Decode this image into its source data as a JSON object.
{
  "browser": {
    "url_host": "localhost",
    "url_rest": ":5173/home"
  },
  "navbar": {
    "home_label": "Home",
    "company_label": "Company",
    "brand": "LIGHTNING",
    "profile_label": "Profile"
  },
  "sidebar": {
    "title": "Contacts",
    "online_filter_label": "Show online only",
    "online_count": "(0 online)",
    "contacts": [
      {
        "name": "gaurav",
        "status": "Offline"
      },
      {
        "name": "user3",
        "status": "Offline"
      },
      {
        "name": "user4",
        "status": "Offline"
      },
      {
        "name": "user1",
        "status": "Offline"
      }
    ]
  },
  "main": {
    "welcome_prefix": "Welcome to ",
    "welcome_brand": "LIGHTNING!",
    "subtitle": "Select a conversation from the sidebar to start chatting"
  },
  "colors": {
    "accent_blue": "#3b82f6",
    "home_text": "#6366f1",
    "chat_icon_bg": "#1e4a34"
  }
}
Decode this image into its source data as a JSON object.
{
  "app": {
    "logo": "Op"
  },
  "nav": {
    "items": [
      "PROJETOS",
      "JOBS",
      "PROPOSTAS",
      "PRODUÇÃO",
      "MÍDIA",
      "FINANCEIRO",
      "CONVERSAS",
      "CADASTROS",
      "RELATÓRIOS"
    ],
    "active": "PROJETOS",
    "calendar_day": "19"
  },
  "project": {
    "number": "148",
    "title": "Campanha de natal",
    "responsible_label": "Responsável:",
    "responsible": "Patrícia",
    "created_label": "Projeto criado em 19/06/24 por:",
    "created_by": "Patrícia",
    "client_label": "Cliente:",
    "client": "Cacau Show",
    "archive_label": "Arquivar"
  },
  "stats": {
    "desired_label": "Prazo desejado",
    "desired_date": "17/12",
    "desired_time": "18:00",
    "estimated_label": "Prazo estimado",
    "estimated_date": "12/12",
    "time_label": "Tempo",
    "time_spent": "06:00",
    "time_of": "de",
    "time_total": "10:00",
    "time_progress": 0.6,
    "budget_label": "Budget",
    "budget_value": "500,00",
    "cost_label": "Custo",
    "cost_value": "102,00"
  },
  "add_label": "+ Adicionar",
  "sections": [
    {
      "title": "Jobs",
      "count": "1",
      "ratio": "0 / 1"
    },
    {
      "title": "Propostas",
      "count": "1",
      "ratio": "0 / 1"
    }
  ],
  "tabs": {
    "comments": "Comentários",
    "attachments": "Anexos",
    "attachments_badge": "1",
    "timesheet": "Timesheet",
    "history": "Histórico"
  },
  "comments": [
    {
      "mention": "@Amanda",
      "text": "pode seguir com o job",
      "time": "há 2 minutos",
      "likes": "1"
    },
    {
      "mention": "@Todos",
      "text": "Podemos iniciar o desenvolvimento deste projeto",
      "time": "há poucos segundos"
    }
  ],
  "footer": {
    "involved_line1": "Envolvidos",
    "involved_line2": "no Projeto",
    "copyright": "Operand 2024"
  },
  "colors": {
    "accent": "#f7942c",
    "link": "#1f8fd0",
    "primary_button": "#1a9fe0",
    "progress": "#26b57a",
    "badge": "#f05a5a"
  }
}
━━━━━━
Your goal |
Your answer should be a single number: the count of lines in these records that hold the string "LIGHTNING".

Task response |
2